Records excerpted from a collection
==============================

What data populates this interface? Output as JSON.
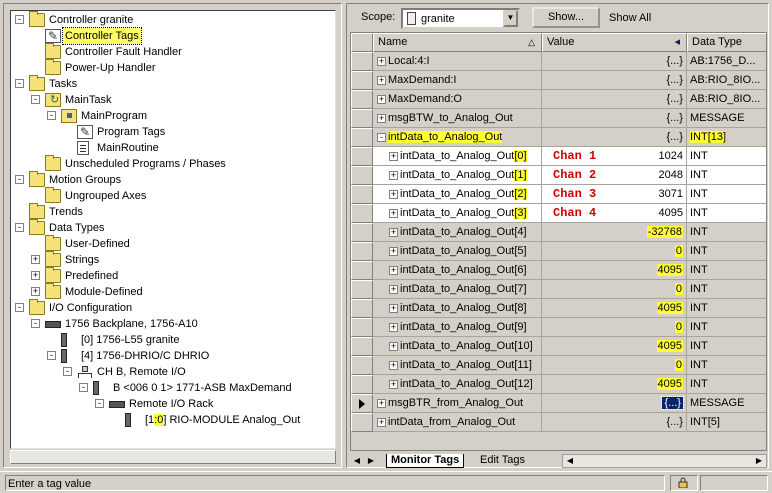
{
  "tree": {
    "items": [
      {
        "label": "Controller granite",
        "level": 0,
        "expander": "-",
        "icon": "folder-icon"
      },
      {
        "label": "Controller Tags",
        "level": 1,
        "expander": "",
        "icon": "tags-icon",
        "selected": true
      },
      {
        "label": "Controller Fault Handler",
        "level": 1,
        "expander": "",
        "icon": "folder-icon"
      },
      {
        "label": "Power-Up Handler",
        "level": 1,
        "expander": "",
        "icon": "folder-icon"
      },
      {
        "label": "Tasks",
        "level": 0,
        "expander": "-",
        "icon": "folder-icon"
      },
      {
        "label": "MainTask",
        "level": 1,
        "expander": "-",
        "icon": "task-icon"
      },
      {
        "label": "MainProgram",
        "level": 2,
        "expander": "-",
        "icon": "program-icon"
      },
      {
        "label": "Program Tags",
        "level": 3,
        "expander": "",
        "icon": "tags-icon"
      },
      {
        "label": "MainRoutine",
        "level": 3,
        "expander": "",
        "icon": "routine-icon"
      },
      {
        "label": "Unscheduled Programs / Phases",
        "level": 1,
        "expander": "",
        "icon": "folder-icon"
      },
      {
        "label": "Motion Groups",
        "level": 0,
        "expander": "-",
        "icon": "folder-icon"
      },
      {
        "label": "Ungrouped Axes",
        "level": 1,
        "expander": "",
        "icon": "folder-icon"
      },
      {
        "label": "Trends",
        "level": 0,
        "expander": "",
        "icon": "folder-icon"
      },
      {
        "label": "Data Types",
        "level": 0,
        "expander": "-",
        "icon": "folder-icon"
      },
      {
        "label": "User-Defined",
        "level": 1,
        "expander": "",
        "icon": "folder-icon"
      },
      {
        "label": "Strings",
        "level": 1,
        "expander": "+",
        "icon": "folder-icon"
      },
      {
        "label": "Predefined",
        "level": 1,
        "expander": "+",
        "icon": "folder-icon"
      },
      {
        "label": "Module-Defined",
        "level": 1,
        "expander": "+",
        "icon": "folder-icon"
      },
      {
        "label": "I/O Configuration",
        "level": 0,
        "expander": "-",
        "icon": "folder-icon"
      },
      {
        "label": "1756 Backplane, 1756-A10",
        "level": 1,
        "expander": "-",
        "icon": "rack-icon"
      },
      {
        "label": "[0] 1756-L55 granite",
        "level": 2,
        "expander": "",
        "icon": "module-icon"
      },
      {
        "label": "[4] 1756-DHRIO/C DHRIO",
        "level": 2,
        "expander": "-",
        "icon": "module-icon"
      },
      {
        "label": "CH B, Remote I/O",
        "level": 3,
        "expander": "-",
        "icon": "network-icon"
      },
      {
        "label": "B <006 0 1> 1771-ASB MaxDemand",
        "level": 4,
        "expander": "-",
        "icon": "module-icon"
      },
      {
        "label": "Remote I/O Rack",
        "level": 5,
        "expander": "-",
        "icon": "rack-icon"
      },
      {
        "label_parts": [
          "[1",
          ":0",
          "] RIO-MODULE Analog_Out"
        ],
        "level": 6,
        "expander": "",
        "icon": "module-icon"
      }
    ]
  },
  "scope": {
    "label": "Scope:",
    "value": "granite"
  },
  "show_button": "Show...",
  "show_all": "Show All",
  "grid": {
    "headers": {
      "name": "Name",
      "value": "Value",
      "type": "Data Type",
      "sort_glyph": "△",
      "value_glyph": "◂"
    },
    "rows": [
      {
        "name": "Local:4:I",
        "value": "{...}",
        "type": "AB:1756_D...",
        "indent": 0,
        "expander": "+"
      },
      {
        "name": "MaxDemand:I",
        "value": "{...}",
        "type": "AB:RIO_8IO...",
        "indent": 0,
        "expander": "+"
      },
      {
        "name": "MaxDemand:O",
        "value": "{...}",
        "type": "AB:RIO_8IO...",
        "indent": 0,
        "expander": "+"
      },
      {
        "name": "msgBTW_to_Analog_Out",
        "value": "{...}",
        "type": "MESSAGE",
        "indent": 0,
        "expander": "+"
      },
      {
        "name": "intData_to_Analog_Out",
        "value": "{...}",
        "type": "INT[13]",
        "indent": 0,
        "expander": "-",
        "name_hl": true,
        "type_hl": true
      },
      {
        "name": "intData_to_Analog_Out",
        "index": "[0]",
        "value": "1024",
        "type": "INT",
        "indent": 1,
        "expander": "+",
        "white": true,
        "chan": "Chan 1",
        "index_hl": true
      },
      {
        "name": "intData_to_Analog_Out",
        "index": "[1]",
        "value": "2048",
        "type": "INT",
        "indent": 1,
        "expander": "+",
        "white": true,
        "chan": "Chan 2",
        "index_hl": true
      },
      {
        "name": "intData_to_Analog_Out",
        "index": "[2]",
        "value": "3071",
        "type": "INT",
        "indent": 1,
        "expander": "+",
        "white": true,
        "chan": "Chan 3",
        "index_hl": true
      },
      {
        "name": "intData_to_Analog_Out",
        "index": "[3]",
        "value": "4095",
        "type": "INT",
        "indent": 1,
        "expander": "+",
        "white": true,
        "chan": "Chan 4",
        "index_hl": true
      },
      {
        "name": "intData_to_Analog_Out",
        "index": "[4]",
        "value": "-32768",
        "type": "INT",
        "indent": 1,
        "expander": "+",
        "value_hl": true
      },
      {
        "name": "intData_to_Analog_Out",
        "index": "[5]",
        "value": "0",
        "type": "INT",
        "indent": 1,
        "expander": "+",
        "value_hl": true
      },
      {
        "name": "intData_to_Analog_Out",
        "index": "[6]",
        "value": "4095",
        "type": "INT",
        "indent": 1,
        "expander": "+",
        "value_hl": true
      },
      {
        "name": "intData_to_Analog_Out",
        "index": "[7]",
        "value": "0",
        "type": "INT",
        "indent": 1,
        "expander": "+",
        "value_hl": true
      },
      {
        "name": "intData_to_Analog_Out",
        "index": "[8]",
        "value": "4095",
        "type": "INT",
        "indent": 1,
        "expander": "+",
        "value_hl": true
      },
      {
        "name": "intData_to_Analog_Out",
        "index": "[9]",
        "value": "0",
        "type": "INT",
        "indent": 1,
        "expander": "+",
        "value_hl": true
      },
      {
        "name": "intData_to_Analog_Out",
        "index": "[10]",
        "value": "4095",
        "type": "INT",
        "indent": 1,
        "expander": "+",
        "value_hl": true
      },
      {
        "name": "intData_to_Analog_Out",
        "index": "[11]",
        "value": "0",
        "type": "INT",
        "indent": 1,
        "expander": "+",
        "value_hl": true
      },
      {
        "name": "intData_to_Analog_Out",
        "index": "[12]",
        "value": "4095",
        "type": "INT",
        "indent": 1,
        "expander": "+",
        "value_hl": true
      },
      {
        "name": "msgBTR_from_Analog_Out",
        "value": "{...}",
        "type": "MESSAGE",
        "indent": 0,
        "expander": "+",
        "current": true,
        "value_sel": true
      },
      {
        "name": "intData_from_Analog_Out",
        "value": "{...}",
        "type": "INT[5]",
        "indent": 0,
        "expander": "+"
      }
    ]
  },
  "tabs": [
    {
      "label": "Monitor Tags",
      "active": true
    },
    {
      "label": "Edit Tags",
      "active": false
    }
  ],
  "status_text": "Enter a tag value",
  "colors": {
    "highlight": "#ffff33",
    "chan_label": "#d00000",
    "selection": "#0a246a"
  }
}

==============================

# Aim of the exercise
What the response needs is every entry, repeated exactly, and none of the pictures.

# Written response
What data populates this interface? Output as JSON.
{
  "tree": {
    "items": [
      {
        "label": "Controller granite",
        "level": 0,
        "expander": "-",
        "icon": "folder-icon"
      },
      {
        "label": "Controller Tags",
        "level": 1,
        "expander": "",
        "icon": "tags-icon",
        "selected": true
      },
      {
        "label": "Controller Fault Handler",
        "level": 1,
        "expander": "",
        "icon": "folder-icon"
      },
      {
        "label": "Power-Up Handler",
        "level": 1,
        "expander": "",
        "icon": "folder-icon"
      },
      {
        "label": "Tasks",
        "level": 0,
        "expander": "-",
        "icon": "folder-icon"
      },
      {
        "label": "MainTask",
        "level": 1,
        "expander": "-",
        "icon": "task-icon"
      },
      {
        "label": "MainProgram",
        "level": 2,
        "expander": "-",
        "icon": "program-icon"
      },
      {
        "label": "Program Tags",
        "level": 3,
        "expander": "",
        "icon": "tags-icon"
      },
      {
        "label": "MainRoutine",
        "level": 3,
        "expander": "",
        "icon": "routine-icon"
      },
      {
        "label": "Unscheduled Programs / Phases",
        "level": 1,
        "expander": "",
        "icon": "folder-icon"
      },
      {
        "label": "Motion Groups",
        "level": 0,
        "expander": "-",
        "icon": "folder-icon"
      },
      {
        "label": "Ungrouped Axes",
        "level": 1,
        "expander": "",
        "icon": "folder-icon"
      },
      {
        "label": "Trends",
        "level": 0,
        "expander": "",
        "icon": "folder-icon"
      },
      {
        "label": "Data Types",
        "level": 0,
        "expander": "-",
        "icon": "folder-icon"
      },
      {
        "label": "User-Defined",
        "level": 1,
        "expander": "",
        "icon": "folder-icon"
      },
      {
        "label": "Strings",
        "level": 1,
        "expander": "+",
        "icon": "folder-icon"
      },
      {
        "label": "Predefined",
        "level": 1,
        "expander": "+",
        "icon": "folder-icon"
      },
      {
        "label": "Module-Defined",
        "level": 1,
        "expander": "+",
        "icon": "folder-icon"
      },
      {
        "label": "I/O Configuration",
        "level": 0,
        "expander": "-",
        "icon": "folder-icon"
      },
      {
        "label": "1756 Backplane, 1756-A10",
        "level": 1,
        "expander": "-",
        "icon": "rack-icon"
      },
      {
        "label": "[0] 1756-L55 granite",
        "level": 2,
        "expander": "",
        "icon": "module-icon"
      },
      {
        "label": "[4] 1756-DHRIO/C DHRIO",
        "level": 2,
        "expander": "-",
        "icon": "module-icon"
      },
      {
        "label": "CH B, Remote I/O",
        "level": 3,
        "expander": "-",
        "icon": "network-icon"
      },
      {
        "label": "B <006 0 1> 1771-ASB MaxDemand",
        "level": 4,
        "expander": "-",
        "icon": "module-icon"
      },
      {
        "label": "Remote I/O Rack",
        "level": 5,
        "expander": "-",
        "icon": "rack-icon"
      },
      {
        "label_parts": [
          "[1",
          ":0",
          "] RIO-MODULE Analog_Out"
        ],
        "level": 6,
        "expander": "",
        "icon": "module-icon"
      }
    ]
  },
  "scope": {
    "label": "Scope:",
    "value": "granite"
  },
  "show_button": "Show...",
  "show_all": "Show All",
  "grid": {
    "headers": {
      "name": "Name",
      "value": "Value",
      "type": "Data Type",
      "sort_glyph": "△",
      "value_glyph": "◂"
    },
    "rows": [
      {
        "name": "Local:4:I",
        "value": "{...}",
        "type": "AB:1756_D...",
        "indent": 0,
        "expander": "+"
      },
      {
        "name": "MaxDemand:I",
        "value": "{...}",
        "type": "AB:RIO_8IO...",
        "indent": 0,
        "expander": "+"
      },
      {
        "name": "MaxDemand:O",
        "value": "{...}",
        "type": "AB:RIO_8IO...",
        "indent": 0,
        "expander": "+"
      },
      {
        "name": "msgBTW_to_Analog_Out",
        "value": "{...}",
        "type": "MESSAGE",
        "indent": 0,
        "expander": "+"
      },
      {
        "name": "intData_to_Analog_Out",
        "value": "{...}",
        "type": "INT[13]",
        "indent": 0,
        "expander": "-",
        "name_hl": true,
        "type_hl": true
      },
      {
        "name": "intData_to_Analog_Out",
        "index": "[0]",
        "value": "1024",
        "type": "INT",
        "indent": 1,
        "expander": "+",
        "white": true,
        "chan": "Chan 1",
        "index_hl": true
      },
      {
        "name": "intData_to_Analog_Out",
        "index": "[1]",
        "value": "2048",
        "type": "INT",
        "indent": 1,
        "expander": "+",
        "white": true,
        "chan": "Chan 2",
        "index_hl": true
      },
      {
        "name": "intData_to_Analog_Out",
        "index": "[2]",
        "value": "3071",
        "type": "INT",
        "indent": 1,
        "expander": "+",
        "white": true,
        "chan": "Chan 3",
        "index_hl": true
      },
      {
        "name": "intData_to_Analog_Out",
        "index": "[3]",
        "value": "4095",
        "type": "INT",
        "indent": 1,
        "expander": "+",
        "white": true,
        "chan": "Chan 4",
        "index_hl": true
      },
      {
        "name": "intData_to_Analog_Out",
        "index": "[4]",
        "value": "-32768",
        "type": "INT",
        "indent": 1,
        "expander": "+",
        "value_hl": true
      },
      {
        "name": "intData_to_Analog_Out",
        "index": "[5]",
        "value": "0",
        "type": "INT",
        "indent": 1,
        "expander": "+",
        "value_hl": true
      },
      {
        "name": "intData_to_Analog_Out",
        "index": "[6]",
        "value": "4095",
        "type": "INT",
        "indent": 1,
        "expander": "+",
        "value_hl": true
      },
      {
        "name": "intData_to_Analog_Out",
        "index": "[7]",
        "value": "0",
        "type": "INT",
        "indent": 1,
        "expander": "+",
        "value_hl": true
      },
      {
        "name": "intData_to_Analog_Out",
        "index": "[8]",
        "value": "4095",
        "type": "INT",
        "indent": 1,
        "expander": "+",
        "value_hl": true
      },
      {
        "name": "intData_to_Analog_Out",
        "index": "[9]",
        "value": "0",
        "type": "INT",
        "indent": 1,
        "expander": "+",
        "value_hl": true
      },
      {
        "name": "intData_to_Analog_Out",
        "index": "[10]",
        "value": "4095",
        "type": "INT",
        "indent": 1,
        "expander": "+",
        "value_hl": true
      },
      {
        "name": "intData_to_Analog_Out",
        "index": "[11]",
        "value": "0",
        "type": "INT",
        "indent": 1,
        "expander": "+",
        "value_hl": true
      },
      {
        "name": "intData_to_Analog_Out",
        "index": "[12]",
        "value": "4095",
        "type": "INT",
        "indent": 1,
        "expander": "+",
        "value_hl": true
      },
      {
        "name": "msgBTR_from_Analog_Out",
        "value": "{...}",
        "type": "MESSAGE",
        "indent": 0,
        "expander": "+",
        "current": true,
        "value_sel": true
      },
      {
        "name": "intData_from_Analog_Out",
        "value": "{...}",
        "type": "INT[5]",
        "indent": 0,
        "expander": "+"
      }
    ]
  },
  "tabs": [
    {
      "label": "Monitor Tags",
      "active": true
    },
    {
      "label": "Edit Tags",
      "active": false
    }
  ],
  "status_text": "Enter a tag value",
  "colors": {
    "highlight": "#ffff33",
    "chan_label": "#d00000",
    "selection": "#0a246a"
  }
}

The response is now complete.